── Records shown

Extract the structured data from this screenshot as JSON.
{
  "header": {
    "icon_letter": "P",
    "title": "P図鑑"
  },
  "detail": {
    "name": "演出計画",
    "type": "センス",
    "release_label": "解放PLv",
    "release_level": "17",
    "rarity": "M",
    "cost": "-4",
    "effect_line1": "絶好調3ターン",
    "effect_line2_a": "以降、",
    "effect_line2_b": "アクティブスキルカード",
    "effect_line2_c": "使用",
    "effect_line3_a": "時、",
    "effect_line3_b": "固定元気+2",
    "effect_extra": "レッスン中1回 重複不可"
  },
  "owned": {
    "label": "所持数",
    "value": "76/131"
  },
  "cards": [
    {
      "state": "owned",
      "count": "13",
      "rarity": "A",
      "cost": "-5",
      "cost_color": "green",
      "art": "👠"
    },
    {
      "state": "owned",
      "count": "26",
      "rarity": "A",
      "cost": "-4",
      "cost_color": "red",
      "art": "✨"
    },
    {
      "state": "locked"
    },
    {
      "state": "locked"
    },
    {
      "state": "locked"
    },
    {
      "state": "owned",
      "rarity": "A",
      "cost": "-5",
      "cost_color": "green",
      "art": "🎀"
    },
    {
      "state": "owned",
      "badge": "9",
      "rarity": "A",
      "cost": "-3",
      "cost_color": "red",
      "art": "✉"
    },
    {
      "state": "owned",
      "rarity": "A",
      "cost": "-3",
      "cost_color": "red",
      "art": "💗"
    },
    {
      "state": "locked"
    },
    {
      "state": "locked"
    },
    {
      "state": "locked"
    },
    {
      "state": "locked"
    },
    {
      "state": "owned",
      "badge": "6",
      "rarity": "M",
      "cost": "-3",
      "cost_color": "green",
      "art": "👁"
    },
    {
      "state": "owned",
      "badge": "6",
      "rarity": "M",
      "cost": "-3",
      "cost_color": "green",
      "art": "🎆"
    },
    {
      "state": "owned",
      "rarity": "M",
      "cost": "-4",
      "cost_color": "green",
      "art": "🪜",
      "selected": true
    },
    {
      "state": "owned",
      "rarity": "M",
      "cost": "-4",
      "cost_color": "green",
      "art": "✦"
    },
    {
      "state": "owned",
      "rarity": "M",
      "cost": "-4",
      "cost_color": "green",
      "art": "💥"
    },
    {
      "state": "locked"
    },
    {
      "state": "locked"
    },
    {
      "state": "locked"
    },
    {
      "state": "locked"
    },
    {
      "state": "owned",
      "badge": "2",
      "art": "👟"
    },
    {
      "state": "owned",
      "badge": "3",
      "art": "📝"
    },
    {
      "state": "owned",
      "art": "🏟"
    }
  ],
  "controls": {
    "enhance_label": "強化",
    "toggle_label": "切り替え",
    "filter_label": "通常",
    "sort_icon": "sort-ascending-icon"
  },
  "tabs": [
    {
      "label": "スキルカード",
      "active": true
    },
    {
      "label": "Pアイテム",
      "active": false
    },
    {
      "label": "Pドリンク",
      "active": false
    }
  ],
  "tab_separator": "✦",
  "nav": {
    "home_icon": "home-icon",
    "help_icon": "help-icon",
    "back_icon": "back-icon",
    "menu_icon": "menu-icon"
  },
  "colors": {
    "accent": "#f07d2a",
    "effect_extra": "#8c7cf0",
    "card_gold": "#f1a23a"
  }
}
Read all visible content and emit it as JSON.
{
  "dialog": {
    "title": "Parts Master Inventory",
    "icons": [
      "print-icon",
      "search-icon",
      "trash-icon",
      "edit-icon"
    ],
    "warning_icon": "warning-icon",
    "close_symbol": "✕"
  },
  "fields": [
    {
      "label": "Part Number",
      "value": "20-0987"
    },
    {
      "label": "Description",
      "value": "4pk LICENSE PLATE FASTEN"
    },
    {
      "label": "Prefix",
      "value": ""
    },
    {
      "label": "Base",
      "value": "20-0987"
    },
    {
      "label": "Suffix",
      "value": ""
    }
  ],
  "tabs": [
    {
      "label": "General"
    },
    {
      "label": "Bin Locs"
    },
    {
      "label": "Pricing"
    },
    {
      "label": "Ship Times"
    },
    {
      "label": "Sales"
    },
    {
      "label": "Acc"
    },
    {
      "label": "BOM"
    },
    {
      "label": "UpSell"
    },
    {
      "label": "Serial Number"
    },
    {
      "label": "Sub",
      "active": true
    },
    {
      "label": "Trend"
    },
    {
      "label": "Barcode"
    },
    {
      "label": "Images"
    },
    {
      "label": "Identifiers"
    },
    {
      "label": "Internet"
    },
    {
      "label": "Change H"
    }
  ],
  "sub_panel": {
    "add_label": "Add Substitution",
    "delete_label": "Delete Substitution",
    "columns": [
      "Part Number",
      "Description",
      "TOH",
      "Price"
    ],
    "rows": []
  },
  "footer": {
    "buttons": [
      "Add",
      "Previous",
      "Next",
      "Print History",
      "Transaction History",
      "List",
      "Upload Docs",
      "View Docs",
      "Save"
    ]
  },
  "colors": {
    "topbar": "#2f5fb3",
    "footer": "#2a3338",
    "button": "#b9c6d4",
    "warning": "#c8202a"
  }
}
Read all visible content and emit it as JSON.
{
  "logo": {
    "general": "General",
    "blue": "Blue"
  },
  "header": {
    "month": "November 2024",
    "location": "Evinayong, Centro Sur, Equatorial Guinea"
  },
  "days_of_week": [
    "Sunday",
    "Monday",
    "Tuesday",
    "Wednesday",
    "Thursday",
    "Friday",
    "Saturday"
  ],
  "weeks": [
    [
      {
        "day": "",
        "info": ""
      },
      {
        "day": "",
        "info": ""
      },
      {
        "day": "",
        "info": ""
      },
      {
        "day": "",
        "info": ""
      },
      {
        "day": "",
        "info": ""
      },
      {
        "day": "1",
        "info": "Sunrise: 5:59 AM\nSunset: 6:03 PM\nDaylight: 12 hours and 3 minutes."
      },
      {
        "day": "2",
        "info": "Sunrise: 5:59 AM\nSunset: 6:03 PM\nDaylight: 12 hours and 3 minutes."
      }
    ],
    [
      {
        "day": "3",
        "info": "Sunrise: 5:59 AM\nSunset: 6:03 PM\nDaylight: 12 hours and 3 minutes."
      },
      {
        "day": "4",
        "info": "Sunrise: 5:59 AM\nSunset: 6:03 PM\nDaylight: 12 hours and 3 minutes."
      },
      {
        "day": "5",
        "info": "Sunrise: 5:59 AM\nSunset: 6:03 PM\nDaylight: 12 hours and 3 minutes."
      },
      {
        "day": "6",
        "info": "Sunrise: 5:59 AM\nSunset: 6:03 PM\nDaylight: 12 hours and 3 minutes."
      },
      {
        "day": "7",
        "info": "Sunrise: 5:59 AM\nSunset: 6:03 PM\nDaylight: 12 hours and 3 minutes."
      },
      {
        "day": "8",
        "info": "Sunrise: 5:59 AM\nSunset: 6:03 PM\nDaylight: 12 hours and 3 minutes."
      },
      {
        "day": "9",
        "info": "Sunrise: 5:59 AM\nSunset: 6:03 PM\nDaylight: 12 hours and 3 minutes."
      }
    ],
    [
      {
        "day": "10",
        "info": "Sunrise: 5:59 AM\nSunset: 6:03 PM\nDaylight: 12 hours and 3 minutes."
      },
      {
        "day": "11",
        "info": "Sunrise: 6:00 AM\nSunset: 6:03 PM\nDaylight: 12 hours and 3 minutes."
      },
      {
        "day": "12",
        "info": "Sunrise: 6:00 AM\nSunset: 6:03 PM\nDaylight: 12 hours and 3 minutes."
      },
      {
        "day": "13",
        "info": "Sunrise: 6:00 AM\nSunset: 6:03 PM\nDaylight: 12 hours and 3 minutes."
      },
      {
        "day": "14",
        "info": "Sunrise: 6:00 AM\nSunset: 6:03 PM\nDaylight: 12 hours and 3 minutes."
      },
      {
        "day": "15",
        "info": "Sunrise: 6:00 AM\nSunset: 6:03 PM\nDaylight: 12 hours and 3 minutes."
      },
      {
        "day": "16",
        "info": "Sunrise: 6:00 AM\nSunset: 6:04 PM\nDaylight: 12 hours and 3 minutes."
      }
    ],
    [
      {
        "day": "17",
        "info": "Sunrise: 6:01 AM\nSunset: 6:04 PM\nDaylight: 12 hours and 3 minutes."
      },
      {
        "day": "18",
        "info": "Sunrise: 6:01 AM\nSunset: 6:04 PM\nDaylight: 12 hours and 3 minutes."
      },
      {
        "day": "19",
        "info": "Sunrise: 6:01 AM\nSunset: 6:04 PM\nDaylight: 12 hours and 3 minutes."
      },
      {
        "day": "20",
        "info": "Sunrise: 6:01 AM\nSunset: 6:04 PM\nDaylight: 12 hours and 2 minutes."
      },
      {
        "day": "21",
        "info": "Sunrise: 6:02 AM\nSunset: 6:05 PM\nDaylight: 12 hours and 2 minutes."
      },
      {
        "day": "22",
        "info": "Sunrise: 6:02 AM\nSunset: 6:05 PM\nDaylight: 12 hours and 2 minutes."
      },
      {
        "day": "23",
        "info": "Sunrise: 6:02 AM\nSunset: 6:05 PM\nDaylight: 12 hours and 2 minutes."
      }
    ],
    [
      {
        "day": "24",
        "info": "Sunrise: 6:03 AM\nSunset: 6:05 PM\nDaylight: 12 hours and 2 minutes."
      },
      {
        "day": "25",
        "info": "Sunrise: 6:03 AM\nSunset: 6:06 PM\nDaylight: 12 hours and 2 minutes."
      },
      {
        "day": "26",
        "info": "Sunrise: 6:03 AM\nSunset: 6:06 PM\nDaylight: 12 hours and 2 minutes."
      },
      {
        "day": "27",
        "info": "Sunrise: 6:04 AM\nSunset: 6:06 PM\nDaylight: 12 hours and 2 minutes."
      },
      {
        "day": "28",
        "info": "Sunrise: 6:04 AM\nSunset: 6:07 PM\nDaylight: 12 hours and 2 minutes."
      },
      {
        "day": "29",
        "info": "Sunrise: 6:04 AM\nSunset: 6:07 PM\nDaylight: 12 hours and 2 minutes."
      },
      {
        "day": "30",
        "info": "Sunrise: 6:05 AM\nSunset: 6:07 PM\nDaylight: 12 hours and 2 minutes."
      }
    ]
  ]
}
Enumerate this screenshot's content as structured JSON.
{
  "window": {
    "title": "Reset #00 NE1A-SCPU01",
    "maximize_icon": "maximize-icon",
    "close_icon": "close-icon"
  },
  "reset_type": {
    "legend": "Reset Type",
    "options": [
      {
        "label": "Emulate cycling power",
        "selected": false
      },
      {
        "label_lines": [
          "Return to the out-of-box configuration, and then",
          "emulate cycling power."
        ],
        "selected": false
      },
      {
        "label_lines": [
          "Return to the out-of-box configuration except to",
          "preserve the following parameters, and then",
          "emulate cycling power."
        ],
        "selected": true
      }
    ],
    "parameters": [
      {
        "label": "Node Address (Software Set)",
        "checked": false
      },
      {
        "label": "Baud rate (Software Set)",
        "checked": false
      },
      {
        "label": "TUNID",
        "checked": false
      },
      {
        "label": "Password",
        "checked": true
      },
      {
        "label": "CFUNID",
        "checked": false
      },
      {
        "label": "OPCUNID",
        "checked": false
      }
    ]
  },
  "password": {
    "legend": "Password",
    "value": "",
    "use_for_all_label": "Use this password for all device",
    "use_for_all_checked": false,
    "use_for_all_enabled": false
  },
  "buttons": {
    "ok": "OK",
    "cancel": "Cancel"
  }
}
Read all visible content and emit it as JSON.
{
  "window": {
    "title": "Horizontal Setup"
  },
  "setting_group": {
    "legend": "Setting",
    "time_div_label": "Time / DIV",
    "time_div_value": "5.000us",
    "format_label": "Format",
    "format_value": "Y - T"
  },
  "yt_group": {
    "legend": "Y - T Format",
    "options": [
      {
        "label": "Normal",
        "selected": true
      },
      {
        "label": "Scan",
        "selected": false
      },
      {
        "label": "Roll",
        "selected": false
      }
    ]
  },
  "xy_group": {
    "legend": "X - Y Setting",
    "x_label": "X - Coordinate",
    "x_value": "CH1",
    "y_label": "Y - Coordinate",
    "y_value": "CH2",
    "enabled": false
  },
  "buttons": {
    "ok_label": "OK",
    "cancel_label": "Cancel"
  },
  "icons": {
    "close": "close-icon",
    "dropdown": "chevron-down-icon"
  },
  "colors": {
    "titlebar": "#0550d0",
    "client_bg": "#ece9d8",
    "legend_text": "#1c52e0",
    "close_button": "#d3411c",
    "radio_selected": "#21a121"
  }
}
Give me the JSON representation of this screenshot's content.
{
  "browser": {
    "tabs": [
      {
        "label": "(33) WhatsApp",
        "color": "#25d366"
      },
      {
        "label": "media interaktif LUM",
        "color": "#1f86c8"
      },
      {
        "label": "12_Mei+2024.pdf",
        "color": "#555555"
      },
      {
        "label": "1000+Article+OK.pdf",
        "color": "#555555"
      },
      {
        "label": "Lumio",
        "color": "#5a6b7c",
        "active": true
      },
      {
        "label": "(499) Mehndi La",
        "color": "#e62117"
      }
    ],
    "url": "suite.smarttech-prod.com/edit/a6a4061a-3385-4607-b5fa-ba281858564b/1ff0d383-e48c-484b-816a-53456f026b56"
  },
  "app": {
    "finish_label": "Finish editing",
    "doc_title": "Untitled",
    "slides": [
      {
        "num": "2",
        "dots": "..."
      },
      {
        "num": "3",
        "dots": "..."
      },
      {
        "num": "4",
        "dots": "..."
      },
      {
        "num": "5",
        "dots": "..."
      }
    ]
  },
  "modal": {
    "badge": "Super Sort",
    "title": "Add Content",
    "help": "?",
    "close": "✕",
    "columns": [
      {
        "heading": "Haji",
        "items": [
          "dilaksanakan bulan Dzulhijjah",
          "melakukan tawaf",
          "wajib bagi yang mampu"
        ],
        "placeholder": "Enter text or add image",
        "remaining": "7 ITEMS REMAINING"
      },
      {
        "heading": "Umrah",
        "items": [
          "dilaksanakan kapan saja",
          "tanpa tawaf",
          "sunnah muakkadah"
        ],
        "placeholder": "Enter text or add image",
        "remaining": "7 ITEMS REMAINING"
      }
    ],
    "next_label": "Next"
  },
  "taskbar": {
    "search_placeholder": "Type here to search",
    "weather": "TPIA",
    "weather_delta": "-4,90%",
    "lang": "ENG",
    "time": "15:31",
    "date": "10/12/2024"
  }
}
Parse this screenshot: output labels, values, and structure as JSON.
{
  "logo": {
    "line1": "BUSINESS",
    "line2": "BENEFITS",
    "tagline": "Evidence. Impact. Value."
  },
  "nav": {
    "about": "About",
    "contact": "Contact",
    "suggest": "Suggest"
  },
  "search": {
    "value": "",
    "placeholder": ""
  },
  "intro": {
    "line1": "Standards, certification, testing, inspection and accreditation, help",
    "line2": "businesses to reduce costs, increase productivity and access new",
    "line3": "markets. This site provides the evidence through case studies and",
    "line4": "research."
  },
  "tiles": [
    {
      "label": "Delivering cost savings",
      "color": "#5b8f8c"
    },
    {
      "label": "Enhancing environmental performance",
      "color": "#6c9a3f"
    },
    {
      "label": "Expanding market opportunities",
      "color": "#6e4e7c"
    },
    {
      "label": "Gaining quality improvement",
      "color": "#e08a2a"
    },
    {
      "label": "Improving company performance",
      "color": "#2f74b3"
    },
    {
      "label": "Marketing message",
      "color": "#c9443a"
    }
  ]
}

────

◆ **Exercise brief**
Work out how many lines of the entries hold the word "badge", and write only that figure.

◆ **Task output**
6